The problem:
Your task is to print the listing exactly as it stands.

Task input:
※

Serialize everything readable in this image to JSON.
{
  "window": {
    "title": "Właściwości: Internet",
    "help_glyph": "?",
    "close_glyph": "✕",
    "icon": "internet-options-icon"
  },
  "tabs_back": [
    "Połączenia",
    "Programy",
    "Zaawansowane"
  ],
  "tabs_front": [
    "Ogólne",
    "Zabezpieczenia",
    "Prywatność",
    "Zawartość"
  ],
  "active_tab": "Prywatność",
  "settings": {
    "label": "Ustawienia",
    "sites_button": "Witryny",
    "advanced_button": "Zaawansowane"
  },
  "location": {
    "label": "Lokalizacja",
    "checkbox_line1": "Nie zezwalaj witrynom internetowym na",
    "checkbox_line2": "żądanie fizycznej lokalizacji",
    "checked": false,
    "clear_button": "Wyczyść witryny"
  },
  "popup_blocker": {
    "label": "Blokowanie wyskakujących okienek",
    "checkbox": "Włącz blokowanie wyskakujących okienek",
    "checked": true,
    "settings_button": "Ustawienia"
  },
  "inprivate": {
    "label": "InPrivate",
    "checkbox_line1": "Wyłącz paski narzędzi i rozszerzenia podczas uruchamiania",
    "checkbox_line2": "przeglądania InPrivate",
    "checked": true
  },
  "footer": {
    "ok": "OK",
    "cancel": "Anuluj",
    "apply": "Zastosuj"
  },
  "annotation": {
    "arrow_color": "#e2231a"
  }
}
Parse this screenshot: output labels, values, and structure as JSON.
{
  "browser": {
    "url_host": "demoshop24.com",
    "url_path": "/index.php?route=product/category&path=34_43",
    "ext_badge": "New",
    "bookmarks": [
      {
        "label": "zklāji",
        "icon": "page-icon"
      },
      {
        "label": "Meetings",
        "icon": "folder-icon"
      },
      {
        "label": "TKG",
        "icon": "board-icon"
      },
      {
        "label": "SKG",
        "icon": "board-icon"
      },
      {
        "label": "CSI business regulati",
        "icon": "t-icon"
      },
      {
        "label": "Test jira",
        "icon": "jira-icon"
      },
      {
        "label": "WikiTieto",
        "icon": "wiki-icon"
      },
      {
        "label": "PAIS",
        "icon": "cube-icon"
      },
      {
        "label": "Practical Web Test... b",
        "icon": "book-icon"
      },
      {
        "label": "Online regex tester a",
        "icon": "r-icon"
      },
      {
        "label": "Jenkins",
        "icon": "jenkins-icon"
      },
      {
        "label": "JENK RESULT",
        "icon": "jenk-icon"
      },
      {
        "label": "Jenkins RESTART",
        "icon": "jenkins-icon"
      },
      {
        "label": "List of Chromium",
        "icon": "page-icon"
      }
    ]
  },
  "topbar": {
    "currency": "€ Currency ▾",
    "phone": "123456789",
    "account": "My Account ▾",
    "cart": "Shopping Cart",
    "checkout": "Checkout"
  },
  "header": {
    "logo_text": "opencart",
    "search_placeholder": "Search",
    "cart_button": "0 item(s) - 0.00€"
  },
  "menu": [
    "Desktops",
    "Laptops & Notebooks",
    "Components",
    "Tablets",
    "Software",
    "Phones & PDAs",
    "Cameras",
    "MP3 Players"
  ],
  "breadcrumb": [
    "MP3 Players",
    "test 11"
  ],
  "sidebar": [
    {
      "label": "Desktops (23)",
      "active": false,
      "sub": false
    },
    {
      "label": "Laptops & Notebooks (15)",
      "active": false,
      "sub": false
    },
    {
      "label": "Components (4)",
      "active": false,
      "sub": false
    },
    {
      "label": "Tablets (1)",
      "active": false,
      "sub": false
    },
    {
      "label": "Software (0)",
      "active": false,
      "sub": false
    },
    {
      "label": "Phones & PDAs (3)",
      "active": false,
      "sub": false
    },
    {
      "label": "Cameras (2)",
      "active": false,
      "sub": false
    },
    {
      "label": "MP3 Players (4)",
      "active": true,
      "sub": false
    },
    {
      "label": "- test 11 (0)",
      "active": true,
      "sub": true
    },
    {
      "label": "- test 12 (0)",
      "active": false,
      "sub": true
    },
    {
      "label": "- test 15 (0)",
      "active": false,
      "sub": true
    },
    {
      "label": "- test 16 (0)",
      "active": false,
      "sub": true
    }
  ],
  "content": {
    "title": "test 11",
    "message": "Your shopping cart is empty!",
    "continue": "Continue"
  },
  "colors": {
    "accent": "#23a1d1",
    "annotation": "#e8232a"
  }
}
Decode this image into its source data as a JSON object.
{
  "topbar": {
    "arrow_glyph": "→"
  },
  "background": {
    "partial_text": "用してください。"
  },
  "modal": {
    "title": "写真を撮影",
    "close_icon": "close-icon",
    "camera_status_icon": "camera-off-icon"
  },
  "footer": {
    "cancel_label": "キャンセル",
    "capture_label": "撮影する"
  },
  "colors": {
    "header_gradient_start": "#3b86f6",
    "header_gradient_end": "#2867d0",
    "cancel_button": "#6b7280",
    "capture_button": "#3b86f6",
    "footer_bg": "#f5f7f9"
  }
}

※

Solution for this problem:
Serialize everything readable in this image to JSON.
{
  "window": {
    "title": "Właściwości: Internet",
    "help_glyph": "?",
    "close_glyph": "✕",
    "icon": "internet-options-icon"
  },
  "tabs_back": [
    "Połączenia",
    "Programy",
    "Zaawansowane"
  ],
  "tabs_front": [
    "Ogólne",
    "Zabezpieczenia",
    "Prywatność",
    "Zawartość"
  ],
  "active_tab": "Prywatność",
  "settings": {
    "label": "Ustawienia",
    "sites_button": "Witryny",
    "advanced_button": "Zaawansowane"
  },
  "location": {
    "label": "Lokalizacja",
    "checkbox_line1": "Nie zezwalaj witrynom internetowym na",
    "checkbox_line2": "żądanie fizycznej lokalizacji",
    "checked": false,
    "clear_button": "Wyczyść witryny"
  },
  "popup_blocker": {
    "label": "Blokowanie wyskakujących okienek",
    "checkbox": "Włącz blokowanie wyskakujących okienek",
    "checked": true,
    "settings_button": "Ustawienia"
  },
  "inprivate": {
    "label": "InPrivate",
    "checkbox_line1": "Wyłącz paski narzędzi i rozszerzenia podczas uruchamiania",
    "checkbox_line2": "przeglądania InPrivate",
    "checked": true
  },
  "footer": {
    "ok": "OK",
    "cancel": "Anuluj",
    "apply": "Zastosuj"
  },
  "annotation": {
    "arrow_color": "#e2231a"
  }
}
Parse this screenshot: output labels, values, and structure as JSON.
{
  "browser": {
    "url_host": "demoshop24.com",
    "url_path": "/index.php?route=product/category&path=34_43",
    "ext_badge": "New",
    "bookmarks": [
      {
        "label": "zklāji",
        "icon": "page-icon"
      },
      {
        "label": "Meetings",
        "icon": "folder-icon"
      },
      {
        "label": "TKG",
        "icon": "board-icon"
      },
      {
        "label": "SKG",
        "icon": "board-icon"
      },
      {
        "label": "CSI business regulati",
        "icon": "t-icon"
      },
      {
        "label": "Test jira",
        "icon": "jira-icon"
      },
      {
        "label": "WikiTieto",
        "icon": "wiki-icon"
      },
      {
        "label": "PAIS",
        "icon": "cube-icon"
      },
      {
        "label": "Practical Web Test... b",
        "icon": "book-icon"
      },
      {
        "label": "Online regex tester a",
        "icon": "r-icon"
      },
      {
        "label": "Jenkins",
        "icon": "jenkins-icon"
      },
      {
        "label": "JENK RESULT",
        "icon": "jenk-icon"
      },
      {
        "label": "Jenkins RESTART",
        "icon": "jenkins-icon"
      },
      {
        "label": "List of Chromium",
        "icon": "page-icon"
      }
    ]
  },
  "topbar": {
    "currency": "€ Currency ▾",
    "phone": "123456789",
    "account": "My Account ▾",
    "cart": "Shopping Cart",
    "checkout": "Checkout"
  },
  "header": {
    "logo_text": "opencart",
    "search_placeholder": "Search",
    "cart_button": "0 item(s) - 0.00€"
  },
  "menu": [
    "Desktops",
    "Laptops & Notebooks",
    "Components",
    "Tablets",
    "Software",
    "Phones & PDAs",
    "Cameras",
    "MP3 Players"
  ],
  "breadcrumb": [
    "MP3 Players",
    "test 11"
  ],
  "sidebar": [
    {
      "label": "Desktops (23)",
      "active": false,
      "sub": false
    },
    {
      "label": "Laptops & Notebooks (15)",
      "active": false,
      "sub": false
    },
    {
      "label": "Components (4)",
      "active": false,
      "sub": false
    },
    {
      "label": "Tablets (1)",
      "active": false,
      "sub": false
    },
    {
      "label": "Software (0)",
      "active": false,
      "sub": false
    },
    {
      "label": "Phones & PDAs (3)",
      "active": false,
      "sub": false
    },
    {
      "label": "Cameras (2)",
      "active": false,
      "sub": false
    },
    {
      "label": "MP3 Players (4)",
      "active": true,
      "sub": false
    },
    {
      "label": "- test 11 (0)",
      "active": true,
      "sub": true
    },
    {
      "label": "- test 12 (0)",
      "active": false,
      "sub": true
    },
    {
      "label": "- test 15 (0)",
      "active": false,
      "sub": true
    },
    {
      "label": "- test 16 (0)",
      "active": false,
      "sub": true
    }
  ],
  "content": {
    "title": "test 11",
    "message": "Your shopping cart is empty!",
    "continue": "Continue"
  },
  "colors": {
    "accent": "#23a1d1",
    "annotation": "#e8232a"
  }
}
Decode this image into its source data as a JSON object.
{
  "topbar": {
    "arrow_glyph": "→"
  },
  "background": {
    "partial_text": "用してください。"
  },
  "modal": {
    "title": "写真を撮影",
    "close_icon": "close-icon",
    "camera_status_icon": "camera-off-icon"
  },
  "footer": {
    "cancel_label": "キャンセル",
    "capture_label": "撮影する"
  },
  "colors": {
    "header_gradient_start": "#3b86f6",
    "header_gradient_end": "#2867d0",
    "cancel_button": "#6b7280",
    "capture_button": "#3b86f6",
    "footer_bg": "#f5f7f9"
  }
}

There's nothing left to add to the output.